Your answer should be every line with the word "icon", copied from the data below.

[Items listed in a dataset]
________

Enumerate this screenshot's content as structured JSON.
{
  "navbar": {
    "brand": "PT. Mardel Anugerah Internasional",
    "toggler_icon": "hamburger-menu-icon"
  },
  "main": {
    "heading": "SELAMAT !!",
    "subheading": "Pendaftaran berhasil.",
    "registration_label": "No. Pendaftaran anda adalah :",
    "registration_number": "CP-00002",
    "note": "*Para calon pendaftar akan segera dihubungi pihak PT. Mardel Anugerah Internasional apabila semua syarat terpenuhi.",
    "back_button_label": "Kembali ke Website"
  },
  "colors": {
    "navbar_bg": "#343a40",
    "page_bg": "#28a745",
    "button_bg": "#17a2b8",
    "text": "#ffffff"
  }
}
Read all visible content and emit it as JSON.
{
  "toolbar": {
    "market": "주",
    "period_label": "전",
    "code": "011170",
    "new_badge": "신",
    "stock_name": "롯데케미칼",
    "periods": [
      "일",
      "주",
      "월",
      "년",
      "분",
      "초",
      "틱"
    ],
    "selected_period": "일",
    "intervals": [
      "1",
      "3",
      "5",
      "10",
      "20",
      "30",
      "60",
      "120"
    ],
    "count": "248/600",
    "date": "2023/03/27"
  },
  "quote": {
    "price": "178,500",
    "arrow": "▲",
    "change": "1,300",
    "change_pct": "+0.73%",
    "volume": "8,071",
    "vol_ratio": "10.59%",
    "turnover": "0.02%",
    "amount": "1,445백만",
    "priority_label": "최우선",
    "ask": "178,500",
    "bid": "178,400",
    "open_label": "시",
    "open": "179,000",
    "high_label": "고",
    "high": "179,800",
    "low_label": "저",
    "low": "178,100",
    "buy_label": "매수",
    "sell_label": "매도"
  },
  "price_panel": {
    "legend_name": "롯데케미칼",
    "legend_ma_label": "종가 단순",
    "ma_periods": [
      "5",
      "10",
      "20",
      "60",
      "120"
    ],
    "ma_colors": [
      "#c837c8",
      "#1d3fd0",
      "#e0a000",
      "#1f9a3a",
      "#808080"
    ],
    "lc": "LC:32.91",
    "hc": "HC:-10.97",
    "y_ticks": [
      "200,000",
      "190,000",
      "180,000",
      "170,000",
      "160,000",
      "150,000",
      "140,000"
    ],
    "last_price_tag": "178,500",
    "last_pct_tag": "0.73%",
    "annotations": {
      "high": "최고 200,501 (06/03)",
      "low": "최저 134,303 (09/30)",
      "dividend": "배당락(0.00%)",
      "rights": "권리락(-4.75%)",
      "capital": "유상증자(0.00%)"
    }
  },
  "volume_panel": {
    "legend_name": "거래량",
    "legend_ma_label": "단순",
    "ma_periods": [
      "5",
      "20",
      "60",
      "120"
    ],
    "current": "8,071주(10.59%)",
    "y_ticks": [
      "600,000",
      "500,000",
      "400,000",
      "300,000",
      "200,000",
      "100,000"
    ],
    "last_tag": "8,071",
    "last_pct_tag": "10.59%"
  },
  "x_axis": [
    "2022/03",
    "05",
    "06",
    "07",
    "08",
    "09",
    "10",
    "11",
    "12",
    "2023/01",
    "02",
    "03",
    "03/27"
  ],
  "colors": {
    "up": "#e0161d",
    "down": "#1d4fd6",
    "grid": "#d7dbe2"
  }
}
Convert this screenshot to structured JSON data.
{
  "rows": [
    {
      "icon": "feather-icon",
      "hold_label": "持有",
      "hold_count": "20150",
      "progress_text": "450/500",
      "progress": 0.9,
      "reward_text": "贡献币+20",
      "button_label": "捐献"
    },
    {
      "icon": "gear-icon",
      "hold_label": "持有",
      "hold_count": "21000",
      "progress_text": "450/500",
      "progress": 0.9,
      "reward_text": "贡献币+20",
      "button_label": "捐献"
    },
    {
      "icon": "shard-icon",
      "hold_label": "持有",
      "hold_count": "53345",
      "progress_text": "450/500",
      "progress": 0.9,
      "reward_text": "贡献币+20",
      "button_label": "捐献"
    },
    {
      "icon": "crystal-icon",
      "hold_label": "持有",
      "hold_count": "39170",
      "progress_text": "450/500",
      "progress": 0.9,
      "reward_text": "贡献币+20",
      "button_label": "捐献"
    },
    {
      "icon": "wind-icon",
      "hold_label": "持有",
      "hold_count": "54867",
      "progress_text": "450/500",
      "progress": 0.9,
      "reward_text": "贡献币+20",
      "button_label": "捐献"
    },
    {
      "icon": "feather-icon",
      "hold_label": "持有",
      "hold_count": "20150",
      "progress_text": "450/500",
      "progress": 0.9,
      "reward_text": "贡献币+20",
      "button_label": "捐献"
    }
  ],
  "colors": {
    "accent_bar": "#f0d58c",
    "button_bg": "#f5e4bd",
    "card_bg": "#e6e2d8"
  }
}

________

*ANSWER TO THIS PROBLEM:*
    "toggler_icon": "hamburger-menu-icon"
      "icon": "feather-icon",
      "icon": "gear-icon",
      "icon": "shard-icon",
      "icon": "crystal-icon",
      "icon": "wind-icon",
      "icon": "feather-icon",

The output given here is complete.